Six years ago, Bryan Popin had it all: a thriving ministry, a nurturing family and a debut gospel album set to launch. Then everything collapsed, sending Popin into a personal and financial tailspin. “I Got Out,” the 38-year-old Nashville resident’s second album, bears witness to his redemption—personally, in spirit and career-wise—and debuted No. 1 on Billboard’s Top Gospel Albums Chart in July. We caught up with Popin after his performance at Atlanta’s Praise in the Park, one of about 50 faith-based events he performs at annually.
You grew up a Jersey boy but unlike Springsteen and Bon Jovi, chose gospel over rock.
Yeah, I’m a product of my environment. My roots are in the church—my mom was a choir director, and I was always around, tagging along with her.
What did you listen to at home?

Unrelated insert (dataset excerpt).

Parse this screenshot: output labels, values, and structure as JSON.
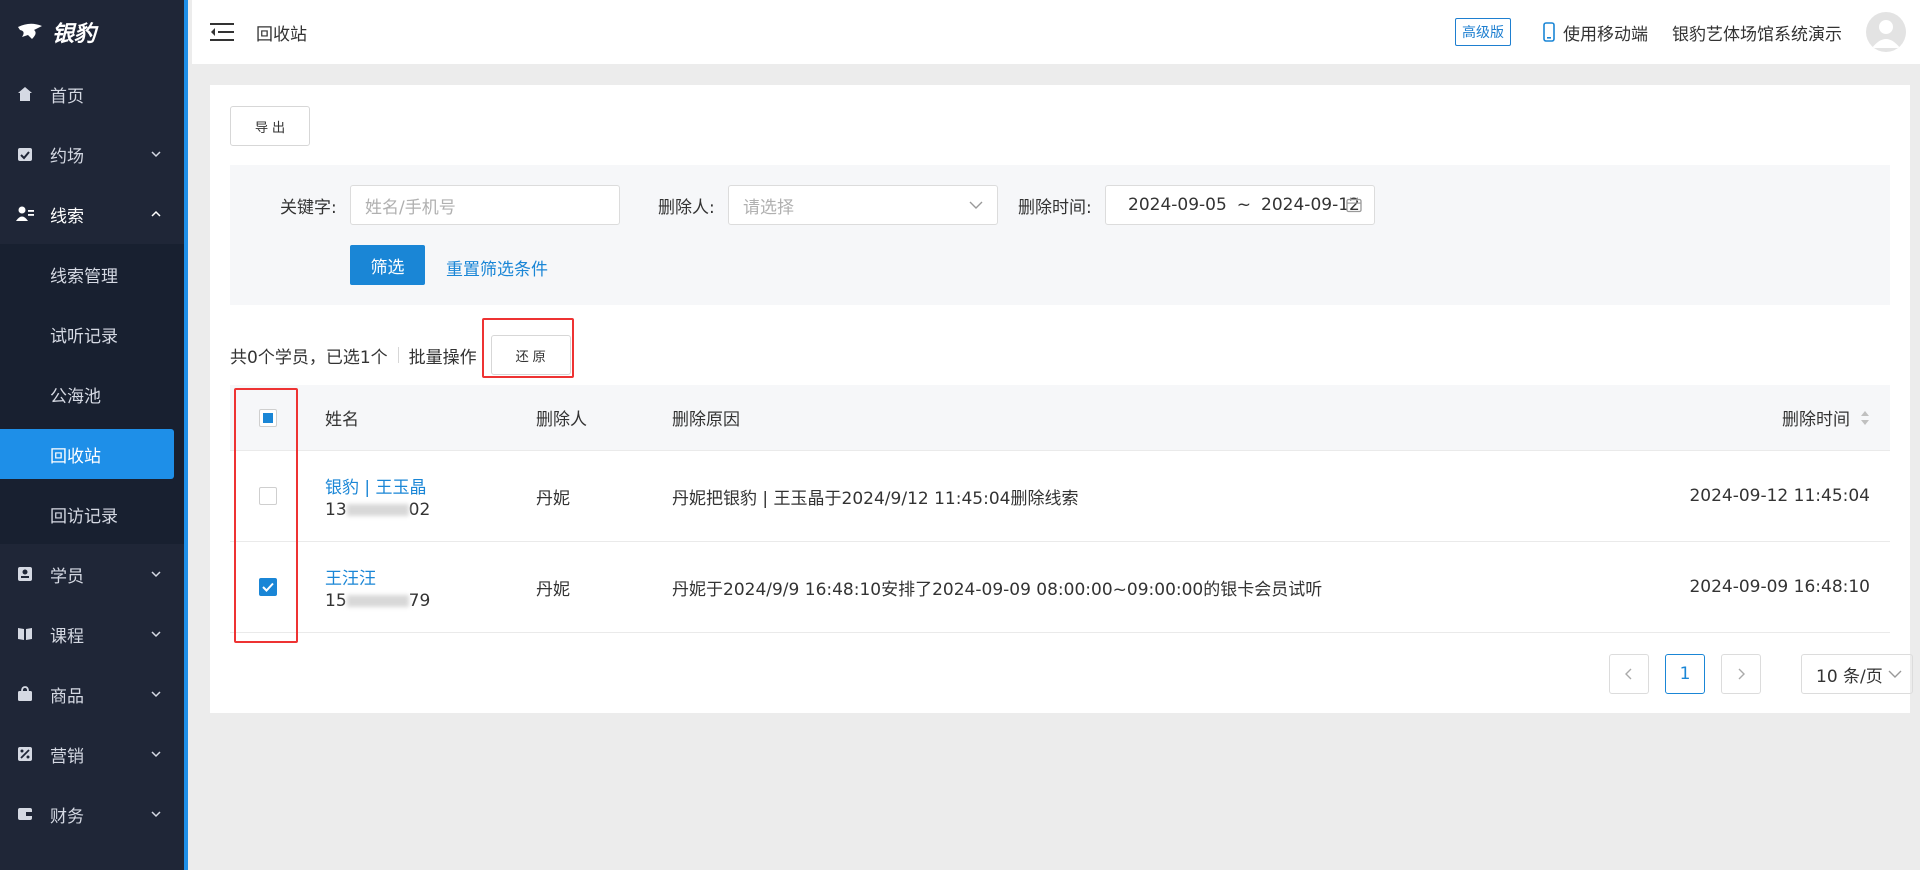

My mom was a traditional church person, and my dad loved soul music—people singing through their pain and real-life experiences. That combination played a role in who I am today.
Who were your musical influences growing up?
James Brown, for his grit and honesty; Stevie Wonder for his tone; Chaka Khan, the Commodores, and Earth, Wind & Fire for their funk and energizing, driving guitars. A lot of today’s music has been birthed from that sound.
You’ve been very open about your struggles and overcoming them. What happened up to that point?
I had a full-time music and ministry career and just hit a wall. Everywhere I turned, things dried up. I was insecure, discouraged and in a difficult place, and I felt like I couldn’t get out.
But you did.
I had a pivotal moment at a church service. There were so many amazing things going on musically and spiritually, yet I wasn’t worshipping. I was complaining. I heard a voice say, “Get on your knees and worship, Bryan, and I’ll figure out the rest.” I didn’t have to claim bankruptcy; I started a label, opened a recording studio and prioritized my personal life.
What is it about performing the Word of God that makes it more effective than just preaching it?
Music is powerful. It crosses barriers and relates to people. God created it as a tool to motivate us and move our hearts.